> [EXERCISE]: Among the records below, count the lines where "Update" occurs, and report that total alone.

> [EXERCISE INPUT]:
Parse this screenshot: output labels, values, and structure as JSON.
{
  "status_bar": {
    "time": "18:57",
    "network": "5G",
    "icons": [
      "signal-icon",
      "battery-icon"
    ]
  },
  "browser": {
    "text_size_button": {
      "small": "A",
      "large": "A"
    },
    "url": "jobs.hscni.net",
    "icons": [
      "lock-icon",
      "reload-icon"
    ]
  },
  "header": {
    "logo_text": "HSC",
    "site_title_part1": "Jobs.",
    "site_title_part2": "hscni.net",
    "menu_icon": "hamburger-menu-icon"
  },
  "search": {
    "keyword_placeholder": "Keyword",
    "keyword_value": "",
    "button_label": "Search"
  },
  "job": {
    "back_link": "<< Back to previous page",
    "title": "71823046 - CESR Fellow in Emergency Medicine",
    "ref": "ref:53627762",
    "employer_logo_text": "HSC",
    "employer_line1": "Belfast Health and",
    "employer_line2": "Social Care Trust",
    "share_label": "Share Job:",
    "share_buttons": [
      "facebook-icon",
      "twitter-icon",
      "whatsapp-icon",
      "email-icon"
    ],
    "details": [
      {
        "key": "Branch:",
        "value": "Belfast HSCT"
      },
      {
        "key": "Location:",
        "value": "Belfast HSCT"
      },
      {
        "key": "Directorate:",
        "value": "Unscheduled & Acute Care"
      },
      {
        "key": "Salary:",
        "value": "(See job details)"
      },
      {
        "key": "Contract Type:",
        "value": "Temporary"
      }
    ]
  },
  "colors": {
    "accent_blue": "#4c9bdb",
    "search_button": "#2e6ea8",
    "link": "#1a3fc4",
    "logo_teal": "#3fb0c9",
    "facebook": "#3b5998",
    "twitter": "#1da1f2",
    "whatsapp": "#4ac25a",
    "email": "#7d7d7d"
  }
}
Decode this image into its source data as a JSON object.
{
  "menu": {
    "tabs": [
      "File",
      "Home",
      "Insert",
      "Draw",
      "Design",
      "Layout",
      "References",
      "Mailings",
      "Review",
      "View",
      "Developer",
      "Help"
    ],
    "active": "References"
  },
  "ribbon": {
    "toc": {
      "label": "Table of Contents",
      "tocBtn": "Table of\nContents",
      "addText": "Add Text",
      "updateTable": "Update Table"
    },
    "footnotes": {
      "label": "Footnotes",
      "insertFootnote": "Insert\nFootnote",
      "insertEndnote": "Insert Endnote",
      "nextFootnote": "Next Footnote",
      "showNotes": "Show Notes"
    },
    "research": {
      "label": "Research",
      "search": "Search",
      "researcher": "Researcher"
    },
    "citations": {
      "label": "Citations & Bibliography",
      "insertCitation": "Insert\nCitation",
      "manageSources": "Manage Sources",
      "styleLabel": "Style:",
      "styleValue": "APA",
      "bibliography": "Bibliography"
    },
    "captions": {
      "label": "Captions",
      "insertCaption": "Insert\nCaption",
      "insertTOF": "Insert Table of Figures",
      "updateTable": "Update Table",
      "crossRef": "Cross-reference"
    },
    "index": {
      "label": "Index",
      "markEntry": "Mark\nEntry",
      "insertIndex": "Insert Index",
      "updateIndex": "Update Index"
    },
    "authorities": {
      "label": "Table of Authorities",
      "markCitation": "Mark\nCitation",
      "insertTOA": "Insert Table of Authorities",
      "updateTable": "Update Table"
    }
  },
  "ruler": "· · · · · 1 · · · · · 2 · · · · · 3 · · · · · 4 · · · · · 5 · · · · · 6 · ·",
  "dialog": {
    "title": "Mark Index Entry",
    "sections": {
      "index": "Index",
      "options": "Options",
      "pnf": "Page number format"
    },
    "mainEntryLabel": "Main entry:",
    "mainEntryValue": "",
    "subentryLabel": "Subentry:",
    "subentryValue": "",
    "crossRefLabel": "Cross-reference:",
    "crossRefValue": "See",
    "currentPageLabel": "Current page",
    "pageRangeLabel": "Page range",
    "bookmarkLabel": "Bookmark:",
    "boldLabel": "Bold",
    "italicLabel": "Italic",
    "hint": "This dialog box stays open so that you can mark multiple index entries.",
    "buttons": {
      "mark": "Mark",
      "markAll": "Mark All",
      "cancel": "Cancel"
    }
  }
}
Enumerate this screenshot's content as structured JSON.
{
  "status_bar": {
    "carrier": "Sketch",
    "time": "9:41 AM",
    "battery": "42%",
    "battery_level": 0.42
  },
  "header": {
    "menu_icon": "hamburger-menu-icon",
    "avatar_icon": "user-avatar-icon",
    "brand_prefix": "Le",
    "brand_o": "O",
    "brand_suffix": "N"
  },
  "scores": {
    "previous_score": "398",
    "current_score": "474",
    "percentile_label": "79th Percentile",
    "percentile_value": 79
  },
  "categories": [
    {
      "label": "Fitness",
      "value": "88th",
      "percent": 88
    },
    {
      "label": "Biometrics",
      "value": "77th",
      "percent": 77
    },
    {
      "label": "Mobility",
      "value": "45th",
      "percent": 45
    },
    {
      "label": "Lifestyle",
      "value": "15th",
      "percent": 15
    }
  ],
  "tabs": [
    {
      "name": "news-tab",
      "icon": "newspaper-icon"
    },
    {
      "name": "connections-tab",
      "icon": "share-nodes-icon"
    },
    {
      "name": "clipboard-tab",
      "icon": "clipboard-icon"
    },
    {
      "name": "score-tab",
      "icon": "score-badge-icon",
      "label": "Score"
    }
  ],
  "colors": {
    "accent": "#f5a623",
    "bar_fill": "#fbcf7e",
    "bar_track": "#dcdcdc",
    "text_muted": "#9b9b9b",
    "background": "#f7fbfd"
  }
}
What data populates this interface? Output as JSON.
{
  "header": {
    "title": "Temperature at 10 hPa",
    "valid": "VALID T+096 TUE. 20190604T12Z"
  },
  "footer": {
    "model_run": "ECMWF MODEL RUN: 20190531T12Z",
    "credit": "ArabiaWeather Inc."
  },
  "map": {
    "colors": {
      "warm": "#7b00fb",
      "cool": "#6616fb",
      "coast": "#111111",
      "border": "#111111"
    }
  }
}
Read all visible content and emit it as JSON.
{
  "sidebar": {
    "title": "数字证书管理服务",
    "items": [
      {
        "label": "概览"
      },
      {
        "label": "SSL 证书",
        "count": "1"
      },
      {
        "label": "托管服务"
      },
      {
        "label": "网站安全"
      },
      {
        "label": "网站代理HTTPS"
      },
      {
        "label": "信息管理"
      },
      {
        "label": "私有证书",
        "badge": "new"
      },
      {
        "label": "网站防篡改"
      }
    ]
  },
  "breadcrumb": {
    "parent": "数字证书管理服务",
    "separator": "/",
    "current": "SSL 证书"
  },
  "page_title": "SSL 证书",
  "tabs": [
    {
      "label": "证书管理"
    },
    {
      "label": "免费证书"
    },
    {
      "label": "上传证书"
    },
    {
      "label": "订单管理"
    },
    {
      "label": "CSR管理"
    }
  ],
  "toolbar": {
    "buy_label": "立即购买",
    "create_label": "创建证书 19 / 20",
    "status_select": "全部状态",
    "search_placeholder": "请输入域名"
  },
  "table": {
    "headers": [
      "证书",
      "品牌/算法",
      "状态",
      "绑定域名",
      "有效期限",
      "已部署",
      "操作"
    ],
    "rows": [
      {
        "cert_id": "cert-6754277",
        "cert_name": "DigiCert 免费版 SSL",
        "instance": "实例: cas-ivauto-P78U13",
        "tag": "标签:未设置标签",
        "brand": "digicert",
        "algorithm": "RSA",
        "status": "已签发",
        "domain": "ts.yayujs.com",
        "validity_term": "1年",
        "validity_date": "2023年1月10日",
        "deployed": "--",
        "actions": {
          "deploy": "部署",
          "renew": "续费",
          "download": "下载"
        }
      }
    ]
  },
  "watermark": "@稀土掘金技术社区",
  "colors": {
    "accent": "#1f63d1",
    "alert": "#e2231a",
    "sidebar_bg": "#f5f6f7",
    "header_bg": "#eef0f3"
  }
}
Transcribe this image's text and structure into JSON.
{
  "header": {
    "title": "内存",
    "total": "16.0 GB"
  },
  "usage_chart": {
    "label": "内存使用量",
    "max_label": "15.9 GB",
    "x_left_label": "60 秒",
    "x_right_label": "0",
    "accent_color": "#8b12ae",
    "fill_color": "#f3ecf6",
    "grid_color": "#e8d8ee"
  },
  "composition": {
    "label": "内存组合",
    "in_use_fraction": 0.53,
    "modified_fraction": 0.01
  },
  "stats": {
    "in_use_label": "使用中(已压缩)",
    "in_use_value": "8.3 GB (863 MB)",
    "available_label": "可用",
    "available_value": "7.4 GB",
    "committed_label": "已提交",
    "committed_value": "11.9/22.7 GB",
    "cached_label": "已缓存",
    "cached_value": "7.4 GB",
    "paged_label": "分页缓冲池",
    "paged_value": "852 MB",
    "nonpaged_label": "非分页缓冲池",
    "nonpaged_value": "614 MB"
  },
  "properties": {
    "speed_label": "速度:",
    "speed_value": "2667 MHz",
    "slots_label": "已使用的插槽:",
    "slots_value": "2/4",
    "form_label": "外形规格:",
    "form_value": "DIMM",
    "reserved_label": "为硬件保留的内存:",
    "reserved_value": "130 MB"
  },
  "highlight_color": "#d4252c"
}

> [ANSWER TO THIS PROBLEM]: 4